I'm having trouble with differentiating this properly...

Let be a solution of ,

Show that for constants a, x_{0},t_{0}, the function

v(x,t)=u(ax-x_{0}, a^{2}t-t_{0}), satisfies v_{t}=kv_{xx}.
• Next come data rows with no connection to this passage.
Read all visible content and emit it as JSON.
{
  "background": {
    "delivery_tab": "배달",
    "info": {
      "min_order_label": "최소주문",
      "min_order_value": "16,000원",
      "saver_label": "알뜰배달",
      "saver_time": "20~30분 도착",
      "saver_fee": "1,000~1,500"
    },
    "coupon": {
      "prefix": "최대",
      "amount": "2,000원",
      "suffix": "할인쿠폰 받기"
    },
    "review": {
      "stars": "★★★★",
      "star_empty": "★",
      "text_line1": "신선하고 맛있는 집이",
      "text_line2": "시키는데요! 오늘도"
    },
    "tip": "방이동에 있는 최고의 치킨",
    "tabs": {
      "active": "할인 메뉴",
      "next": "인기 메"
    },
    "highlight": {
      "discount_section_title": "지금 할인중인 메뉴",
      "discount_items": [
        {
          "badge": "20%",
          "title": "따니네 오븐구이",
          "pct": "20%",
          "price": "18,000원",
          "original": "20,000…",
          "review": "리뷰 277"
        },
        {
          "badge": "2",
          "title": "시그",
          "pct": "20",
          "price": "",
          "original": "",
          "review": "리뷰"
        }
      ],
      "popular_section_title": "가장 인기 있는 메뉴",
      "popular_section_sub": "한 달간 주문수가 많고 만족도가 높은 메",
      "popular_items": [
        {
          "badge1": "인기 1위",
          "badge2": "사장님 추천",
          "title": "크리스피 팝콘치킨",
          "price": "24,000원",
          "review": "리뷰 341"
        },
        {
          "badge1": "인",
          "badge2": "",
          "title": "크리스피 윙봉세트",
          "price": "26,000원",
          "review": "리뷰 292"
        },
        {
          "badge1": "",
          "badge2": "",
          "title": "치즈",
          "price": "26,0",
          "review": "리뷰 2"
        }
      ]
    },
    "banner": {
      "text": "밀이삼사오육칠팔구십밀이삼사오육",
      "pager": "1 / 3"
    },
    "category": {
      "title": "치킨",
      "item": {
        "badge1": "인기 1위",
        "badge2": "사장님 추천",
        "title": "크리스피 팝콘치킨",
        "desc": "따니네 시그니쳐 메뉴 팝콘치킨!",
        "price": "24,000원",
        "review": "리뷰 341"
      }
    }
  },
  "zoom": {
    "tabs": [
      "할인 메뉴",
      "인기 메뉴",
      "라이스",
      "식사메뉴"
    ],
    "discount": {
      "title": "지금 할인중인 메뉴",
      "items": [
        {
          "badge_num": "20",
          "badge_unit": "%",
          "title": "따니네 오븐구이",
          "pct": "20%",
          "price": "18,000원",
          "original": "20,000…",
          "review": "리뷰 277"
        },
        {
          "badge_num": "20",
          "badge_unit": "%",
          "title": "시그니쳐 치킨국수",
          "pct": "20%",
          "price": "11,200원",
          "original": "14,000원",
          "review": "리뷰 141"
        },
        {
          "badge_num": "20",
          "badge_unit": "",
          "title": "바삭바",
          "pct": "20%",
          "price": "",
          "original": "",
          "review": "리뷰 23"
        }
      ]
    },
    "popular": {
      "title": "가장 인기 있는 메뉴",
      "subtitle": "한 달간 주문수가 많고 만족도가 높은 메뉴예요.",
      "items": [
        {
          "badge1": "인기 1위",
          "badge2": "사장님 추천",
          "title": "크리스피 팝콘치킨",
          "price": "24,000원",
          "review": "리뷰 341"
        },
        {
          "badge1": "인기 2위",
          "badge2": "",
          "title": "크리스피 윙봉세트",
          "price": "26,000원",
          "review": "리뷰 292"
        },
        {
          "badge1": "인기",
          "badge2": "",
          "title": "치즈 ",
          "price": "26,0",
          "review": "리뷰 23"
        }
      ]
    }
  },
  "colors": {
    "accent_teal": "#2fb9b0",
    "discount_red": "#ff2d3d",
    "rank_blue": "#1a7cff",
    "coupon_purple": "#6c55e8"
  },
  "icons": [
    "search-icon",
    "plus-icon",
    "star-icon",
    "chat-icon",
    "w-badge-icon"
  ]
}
I know I have to use chain rule, but I'm having trouble with the notation.
This is what I thought I should do:
Let \alpha =ax-x_{0}, and \beta=a^{2}t-t_{0}
v(x,t) = u(\alpha, \beta)
v_{x} = \frac{\delta u}{\delta \alpha}\frac{\delta \alpha}{\delta x} +  \frac{\delta u}{\delta \beta}\frac{\delta \beta}{\delta x} = au_{\alpha}
v_{xx} = a^{2}\frac{\delta^{2}u}{\delta \alpha^{2}} = a^{2}u_{\alpha \alpha}
v_{t}=\frac{\delta u}{\delta \alpha}\frac{\delta \alpha}{\delta t} +  \frac{\delta u}{\delta \beta}\frac{\delta \beta}{\delta t}= a^{2}u_{\beta}

But for v_{t}=kv_{xx}, I end up with a^{2}u_{\beta}=ka^{2}u_{\alpha \alpha}
If the u_{\beta} and u_{\alpha \alpha} weren't there, I could say it works for k = 1, but I don't think I can just make those notation just "disappear."

How do I write this out properly, so that the solution is verified?